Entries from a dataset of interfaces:
____________________
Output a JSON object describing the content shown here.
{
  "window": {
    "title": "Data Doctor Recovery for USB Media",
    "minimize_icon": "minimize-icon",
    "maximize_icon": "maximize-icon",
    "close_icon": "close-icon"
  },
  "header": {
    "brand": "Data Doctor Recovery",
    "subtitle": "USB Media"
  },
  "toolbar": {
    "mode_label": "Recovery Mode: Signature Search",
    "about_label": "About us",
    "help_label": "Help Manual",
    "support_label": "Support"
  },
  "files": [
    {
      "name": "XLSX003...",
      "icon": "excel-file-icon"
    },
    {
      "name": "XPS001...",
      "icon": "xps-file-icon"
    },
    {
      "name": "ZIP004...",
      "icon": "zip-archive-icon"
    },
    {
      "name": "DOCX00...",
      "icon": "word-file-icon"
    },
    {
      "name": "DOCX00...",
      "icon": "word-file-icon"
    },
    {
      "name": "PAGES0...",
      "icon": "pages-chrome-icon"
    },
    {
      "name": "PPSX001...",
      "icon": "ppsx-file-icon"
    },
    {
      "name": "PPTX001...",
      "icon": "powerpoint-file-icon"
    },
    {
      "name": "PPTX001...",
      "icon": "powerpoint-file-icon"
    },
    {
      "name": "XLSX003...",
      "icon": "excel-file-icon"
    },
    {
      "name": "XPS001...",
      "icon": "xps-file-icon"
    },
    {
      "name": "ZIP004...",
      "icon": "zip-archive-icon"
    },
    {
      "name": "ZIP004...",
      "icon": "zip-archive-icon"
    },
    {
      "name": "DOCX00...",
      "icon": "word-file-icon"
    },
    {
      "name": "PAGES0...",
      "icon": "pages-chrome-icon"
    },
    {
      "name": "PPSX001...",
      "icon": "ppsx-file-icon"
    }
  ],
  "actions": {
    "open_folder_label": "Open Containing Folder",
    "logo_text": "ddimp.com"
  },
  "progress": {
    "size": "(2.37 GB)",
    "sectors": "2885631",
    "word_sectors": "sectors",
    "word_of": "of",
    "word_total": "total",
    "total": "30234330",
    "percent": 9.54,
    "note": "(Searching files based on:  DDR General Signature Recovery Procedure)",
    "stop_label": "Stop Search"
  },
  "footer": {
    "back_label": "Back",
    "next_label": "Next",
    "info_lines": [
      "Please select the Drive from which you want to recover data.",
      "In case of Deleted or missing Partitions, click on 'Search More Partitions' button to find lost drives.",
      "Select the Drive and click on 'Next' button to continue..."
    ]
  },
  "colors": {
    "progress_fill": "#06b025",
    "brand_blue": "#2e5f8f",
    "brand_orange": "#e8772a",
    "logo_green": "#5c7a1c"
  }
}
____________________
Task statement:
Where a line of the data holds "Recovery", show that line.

Written response:
    "title": "Data Doctor Recovery for USB Media",
    "brand": "Data Doctor Recovery",
    "mode_label": "Recovery Mode: Signature Search",
    "note": "(Searching files based on:  DDR General Signature Recovery Procedure)",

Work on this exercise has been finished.